== Segment start ==

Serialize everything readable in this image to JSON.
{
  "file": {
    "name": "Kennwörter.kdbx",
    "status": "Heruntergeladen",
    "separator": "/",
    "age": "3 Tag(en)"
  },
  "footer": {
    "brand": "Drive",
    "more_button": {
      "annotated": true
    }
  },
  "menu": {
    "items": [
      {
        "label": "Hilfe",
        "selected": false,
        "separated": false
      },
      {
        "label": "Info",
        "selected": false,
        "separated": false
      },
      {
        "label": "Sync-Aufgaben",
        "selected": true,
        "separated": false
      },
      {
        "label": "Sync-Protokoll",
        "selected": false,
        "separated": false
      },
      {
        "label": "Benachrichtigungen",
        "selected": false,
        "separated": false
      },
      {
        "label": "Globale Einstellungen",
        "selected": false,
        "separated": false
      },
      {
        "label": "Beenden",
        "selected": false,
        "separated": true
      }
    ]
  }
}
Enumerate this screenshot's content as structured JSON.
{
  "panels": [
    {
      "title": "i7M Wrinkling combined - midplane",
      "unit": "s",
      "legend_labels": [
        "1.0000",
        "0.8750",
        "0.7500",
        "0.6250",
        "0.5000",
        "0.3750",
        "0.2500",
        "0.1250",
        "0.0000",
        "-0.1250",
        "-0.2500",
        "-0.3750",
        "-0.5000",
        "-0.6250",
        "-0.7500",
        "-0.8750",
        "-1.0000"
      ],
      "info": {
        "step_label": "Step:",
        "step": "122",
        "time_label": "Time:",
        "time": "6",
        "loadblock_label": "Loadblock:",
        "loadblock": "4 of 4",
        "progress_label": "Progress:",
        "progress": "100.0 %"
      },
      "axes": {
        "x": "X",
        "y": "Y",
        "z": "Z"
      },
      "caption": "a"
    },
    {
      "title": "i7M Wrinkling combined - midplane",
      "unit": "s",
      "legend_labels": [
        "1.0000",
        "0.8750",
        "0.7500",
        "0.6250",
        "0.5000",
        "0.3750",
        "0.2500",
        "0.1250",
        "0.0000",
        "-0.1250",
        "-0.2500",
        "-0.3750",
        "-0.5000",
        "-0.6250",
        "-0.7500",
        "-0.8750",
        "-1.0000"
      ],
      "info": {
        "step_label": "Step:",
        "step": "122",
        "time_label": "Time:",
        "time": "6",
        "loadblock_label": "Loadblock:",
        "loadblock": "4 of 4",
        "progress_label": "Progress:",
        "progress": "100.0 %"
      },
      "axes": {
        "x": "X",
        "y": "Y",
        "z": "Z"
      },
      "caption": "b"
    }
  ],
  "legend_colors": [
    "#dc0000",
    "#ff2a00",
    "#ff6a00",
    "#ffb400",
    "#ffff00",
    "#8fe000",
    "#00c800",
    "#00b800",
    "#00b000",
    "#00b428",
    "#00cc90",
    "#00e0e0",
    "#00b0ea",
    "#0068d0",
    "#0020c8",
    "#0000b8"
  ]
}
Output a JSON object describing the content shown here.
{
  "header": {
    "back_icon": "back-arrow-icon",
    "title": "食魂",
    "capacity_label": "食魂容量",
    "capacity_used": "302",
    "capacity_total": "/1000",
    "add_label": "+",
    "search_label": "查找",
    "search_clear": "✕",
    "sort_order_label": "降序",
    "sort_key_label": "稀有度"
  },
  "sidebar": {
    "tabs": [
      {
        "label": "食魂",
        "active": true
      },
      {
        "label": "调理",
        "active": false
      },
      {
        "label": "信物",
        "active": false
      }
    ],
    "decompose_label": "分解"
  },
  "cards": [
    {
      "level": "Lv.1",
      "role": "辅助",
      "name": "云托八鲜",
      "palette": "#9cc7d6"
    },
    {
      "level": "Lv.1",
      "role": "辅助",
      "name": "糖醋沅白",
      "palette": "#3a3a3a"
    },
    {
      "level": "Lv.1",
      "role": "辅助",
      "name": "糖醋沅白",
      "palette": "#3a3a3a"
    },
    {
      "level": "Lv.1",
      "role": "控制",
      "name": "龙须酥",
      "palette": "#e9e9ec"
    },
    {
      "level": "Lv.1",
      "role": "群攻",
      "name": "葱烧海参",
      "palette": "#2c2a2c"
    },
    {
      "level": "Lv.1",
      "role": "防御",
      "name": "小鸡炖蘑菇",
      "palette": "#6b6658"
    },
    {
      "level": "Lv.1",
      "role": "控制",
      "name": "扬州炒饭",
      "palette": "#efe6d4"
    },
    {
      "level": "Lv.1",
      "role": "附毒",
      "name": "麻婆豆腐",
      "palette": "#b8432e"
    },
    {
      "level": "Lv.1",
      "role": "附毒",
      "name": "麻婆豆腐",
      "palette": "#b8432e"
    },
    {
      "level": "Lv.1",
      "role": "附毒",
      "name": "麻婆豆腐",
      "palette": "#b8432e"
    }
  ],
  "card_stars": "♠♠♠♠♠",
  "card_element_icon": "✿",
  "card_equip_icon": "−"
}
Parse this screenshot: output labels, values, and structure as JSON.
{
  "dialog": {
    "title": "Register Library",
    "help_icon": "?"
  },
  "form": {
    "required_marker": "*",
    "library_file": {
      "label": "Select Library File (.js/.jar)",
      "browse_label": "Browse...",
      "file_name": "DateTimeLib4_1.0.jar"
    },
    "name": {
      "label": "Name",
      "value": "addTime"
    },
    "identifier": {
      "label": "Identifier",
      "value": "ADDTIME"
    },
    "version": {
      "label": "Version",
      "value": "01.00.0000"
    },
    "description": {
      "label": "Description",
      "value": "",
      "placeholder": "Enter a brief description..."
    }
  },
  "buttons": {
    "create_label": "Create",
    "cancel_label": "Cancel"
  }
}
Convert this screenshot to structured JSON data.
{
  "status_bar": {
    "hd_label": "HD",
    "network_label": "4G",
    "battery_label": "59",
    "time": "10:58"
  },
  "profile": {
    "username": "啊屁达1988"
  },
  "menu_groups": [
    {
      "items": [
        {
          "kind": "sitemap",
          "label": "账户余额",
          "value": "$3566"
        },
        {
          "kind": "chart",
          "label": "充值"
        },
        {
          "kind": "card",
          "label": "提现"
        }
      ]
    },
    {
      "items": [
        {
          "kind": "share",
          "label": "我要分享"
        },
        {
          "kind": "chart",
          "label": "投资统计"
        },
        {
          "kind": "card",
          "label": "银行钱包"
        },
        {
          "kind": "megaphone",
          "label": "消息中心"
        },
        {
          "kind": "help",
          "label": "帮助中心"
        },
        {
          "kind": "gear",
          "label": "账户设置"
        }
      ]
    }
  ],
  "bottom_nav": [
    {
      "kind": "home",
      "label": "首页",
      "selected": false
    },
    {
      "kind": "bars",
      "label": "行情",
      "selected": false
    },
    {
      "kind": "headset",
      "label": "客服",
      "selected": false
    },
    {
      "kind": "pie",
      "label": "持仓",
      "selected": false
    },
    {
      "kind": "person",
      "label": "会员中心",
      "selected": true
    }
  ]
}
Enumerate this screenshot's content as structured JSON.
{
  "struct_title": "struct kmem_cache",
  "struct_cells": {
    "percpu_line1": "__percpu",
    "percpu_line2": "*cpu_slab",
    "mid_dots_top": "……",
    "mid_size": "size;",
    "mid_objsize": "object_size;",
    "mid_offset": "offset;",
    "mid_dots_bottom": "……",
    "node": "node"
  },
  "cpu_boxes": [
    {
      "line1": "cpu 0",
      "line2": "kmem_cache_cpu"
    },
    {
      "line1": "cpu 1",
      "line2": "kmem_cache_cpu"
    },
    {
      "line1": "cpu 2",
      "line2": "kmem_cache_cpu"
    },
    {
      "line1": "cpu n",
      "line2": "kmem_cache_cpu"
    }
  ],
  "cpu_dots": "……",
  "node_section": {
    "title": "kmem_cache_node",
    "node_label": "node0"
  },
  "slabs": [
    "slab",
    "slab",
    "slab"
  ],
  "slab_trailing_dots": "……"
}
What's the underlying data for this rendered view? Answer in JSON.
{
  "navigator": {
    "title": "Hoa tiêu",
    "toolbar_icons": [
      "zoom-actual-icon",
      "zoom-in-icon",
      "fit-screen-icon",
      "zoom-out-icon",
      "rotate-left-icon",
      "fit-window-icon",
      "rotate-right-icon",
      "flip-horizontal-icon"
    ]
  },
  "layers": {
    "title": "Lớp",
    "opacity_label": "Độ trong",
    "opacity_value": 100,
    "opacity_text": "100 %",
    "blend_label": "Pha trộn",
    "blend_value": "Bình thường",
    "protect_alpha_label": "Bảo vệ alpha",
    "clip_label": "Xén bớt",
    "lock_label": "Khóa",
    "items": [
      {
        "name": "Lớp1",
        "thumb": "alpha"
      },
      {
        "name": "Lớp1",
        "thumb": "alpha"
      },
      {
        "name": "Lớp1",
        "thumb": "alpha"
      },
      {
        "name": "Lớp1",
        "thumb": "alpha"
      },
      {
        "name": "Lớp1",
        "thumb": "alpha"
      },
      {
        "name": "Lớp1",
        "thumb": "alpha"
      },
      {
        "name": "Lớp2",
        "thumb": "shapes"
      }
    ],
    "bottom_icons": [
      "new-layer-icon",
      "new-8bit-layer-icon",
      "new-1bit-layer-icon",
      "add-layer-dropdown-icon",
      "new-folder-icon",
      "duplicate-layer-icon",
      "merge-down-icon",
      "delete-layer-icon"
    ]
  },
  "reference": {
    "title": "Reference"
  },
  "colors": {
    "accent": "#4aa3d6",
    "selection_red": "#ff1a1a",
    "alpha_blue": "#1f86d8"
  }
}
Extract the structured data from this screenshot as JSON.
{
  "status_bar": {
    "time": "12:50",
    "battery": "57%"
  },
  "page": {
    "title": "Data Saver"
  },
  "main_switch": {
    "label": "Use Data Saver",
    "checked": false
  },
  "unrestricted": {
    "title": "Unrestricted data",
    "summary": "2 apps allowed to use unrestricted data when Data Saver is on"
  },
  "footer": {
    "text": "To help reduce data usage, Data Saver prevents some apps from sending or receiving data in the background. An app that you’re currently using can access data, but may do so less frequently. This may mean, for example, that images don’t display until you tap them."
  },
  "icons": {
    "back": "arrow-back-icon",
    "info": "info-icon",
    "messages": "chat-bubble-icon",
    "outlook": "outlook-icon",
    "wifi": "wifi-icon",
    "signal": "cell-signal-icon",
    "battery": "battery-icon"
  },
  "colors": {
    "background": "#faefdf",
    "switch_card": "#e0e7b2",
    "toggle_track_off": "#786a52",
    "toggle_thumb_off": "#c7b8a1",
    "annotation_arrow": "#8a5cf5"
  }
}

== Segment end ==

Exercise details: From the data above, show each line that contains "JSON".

Reply:
Serialize everything readable in this image to JSON.
Enumerate this screenshot's content as structured JSON.
Output a JSON object describing the content shown here.
Parse this screenshot: output labels, values, and structure as JSON.
Convert this screenshot to structured JSON data.
Enumerate this screenshot's content as structured JSON.
What's the underlying data for this rendered view? Answer in JSON.
Extract the structured data from this screenshot as JSON.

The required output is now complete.